Apparently, I have neglected to instruct you guys on how to talk to the police.
Only one person ever talked to me about how to talk to the police; he was a county officer who volunteered to speak to our high school history class. I remember only a few lectures from high school and that’s one of them.
Picture about sixty teenagers with very big hair and too much eyeliner having the process of peacekeeping explained to them. There were girls in that class too.
Har. The seventies.
“You probably feel targeted by police when you’re just standing around in front of a convenience store, right?” he asked. We agreed.
“You are being targeted because teenagers who are just idling in public are exactly the type of people that commit most of the crimes around here.”
It was a flashlight moment of reason and it fit perfectly with my experience.
I had more police encounters as a teen than I have ever had as not a teen. We didn’t steal or litter, but my friends and I did break more laws back then out of pure boredom; we trespassed, we substanced, we definitely disturbed the peace, and we even tried to call the news desk to report a sighting of the moon, which we believed was a UFO.
By the way, when you can’t identify the moon, you should just go home.
Considering those tendencies, I was very lucky that I never needed police assistance. But for that school lecture, I would have interpreted my experiences of all hassle and no help very differently.
There are three rules to remember when encountering the wild POPO in the U.S.
First of all, be polite.

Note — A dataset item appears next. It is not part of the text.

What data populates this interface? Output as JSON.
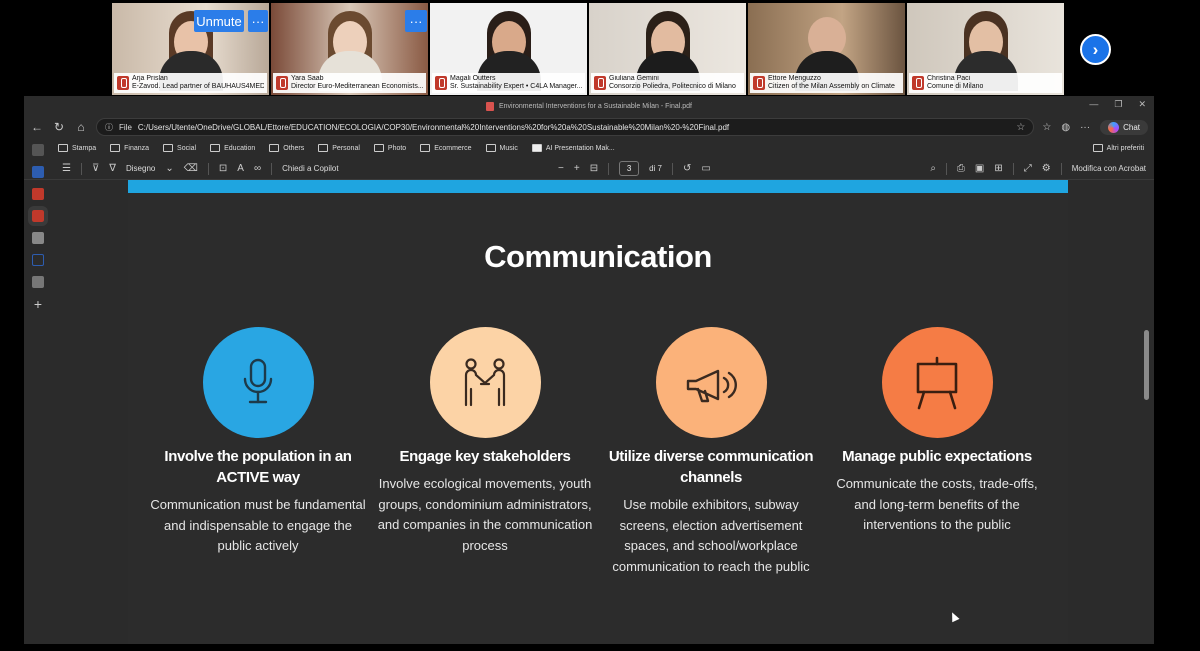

Do not call them the POPO, or the bacon. They may not be polite to you, but you need to keep your composure and make sure you don’t make anything worse. Once you’ve been arrested, no one is going to listen to your bad cop story, except possibly me.
Be polite in your body language, also. Aggressive postures or sudden moves have been misinterpreted in tragic ways many, many times. Most certainly do not grab your bag of chips, no matter how the munchies are bothering you. They don’t know you, so they don’t know you’re harmless. (If they do know you, what is the matter with you?)
Second, be careful. Do not agree to anything or allow any searches. You don’t have to, unless they have a warrant.
If they have a warrant, read it. It should be limited to a specific item or area. You do not have to give them your cell phone or answer any questions. No thank you and lawyer please may be the only phrases you need.
Third, if you say anything, be honest. If you lie to them, you have just broken the law.
Keep in mind that they are trained to get information from all sorts of people and you are at a disadvantage from the first instant of contact whether you have done anything wrong or not. Keep the interaction as brief and rare as possible.
It’s a terrible time to be police and a really terrible time to be a suspect. Just behave, why don’t you?